In Search of the Puffin, an Iconic Maine Bird
What is it about puffins that is so intriguing? Is it because they are both cute and strange looking (think a penguin with a clown mask on) at the same time and have a funny way (think Charlie Chaplin) of walking? Is it the clever way they line up a row fish on their beaks, ready to offer their young a smorgasbord?
Or perhaps it is that the only puffin habitat in the U.S. is exclusively in Maine (puffins are much more common in Iceland and Norway, Greenland), and we’re proud that, in just over 100 years, we have helped the population here surge significantly.
In 1900 there were only two Atlantic puffins known to nest in the United States, right on Maine’s barren Matinicus Rock. The Migratory Bird Treaty Act of 1918 put a stop to puffins being hunted both for their prized feathers and eggs, and other more recent endeavors such as the Project Puffin Audubon Society, have helped with the great progress made on behalf of increasing the puffin population. Today, Maine provides a summer habitat for approximately 4,000 puffins each year. A long way from just 2!

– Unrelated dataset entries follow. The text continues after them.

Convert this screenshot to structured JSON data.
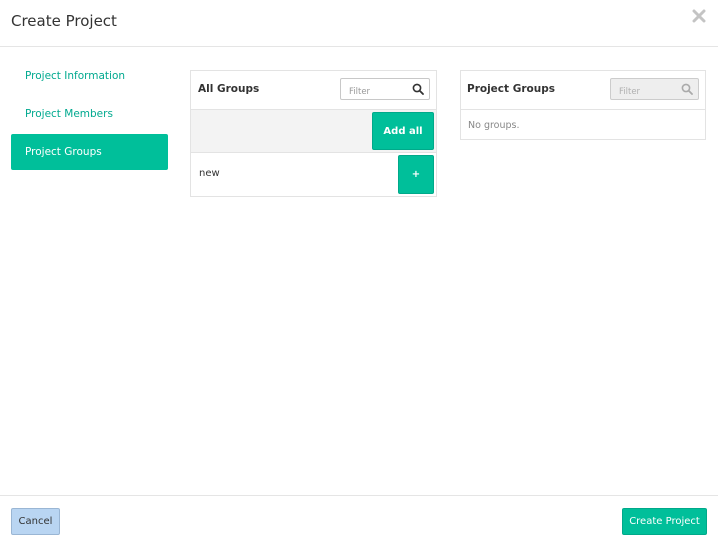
{
  "dialog": {
    "title": "Create Project",
    "close_icon": "close-icon"
  },
  "nav": {
    "items": [
      {
        "label": "Project Information",
        "active": false
      },
      {
        "label": "Project Members",
        "active": false
      },
      {
        "label": "Project Groups",
        "active": true
      }
    ]
  },
  "all_groups": {
    "title": "All Groups",
    "filter_placeholder": "Filter",
    "add_all_label": "Add all",
    "items": [
      {
        "name": "new",
        "add_label": "+"
      }
    ]
  },
  "project_groups": {
    "title": "Project Groups",
    "filter_placeholder": "Filter",
    "empty_text": "No groups."
  },
  "footer": {
    "cancel_label": "Cancel",
    "create_label": "Create Project"
  },
  "colors": {
    "accent": "#00bf9a",
    "link": "#00a98f",
    "cancel_bg": "#b9d5f2"
  }
}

Whatever the reason we find ourselves charmed by these small, odd birds, puffins are certainly rock stars here in Maine, and people have many ways to flock—pun intended—and catch the show:
Tune in to a puffin cam to watch the progress of fledglings!
Head out to Eastern Egg Rock, Matinicus Rock, Seal Island, Petit Manan and Machias Seal Island (not to be confused with the aforementioned Seal Island) on a puffin-watching cruise, where keen eyes commonly locate groups of puffins sitting in the water, nesting on the rocks, or flying by.
Follow the Maine Birding Trail and make plans to get to one of four primary islands where there is a concentrated puffin habitat.
Check out the Project Puffin Visitor Center and learn more about the efforts of Audubon and other conservation partners to restore and protect the puffins on Maine islands and beaches.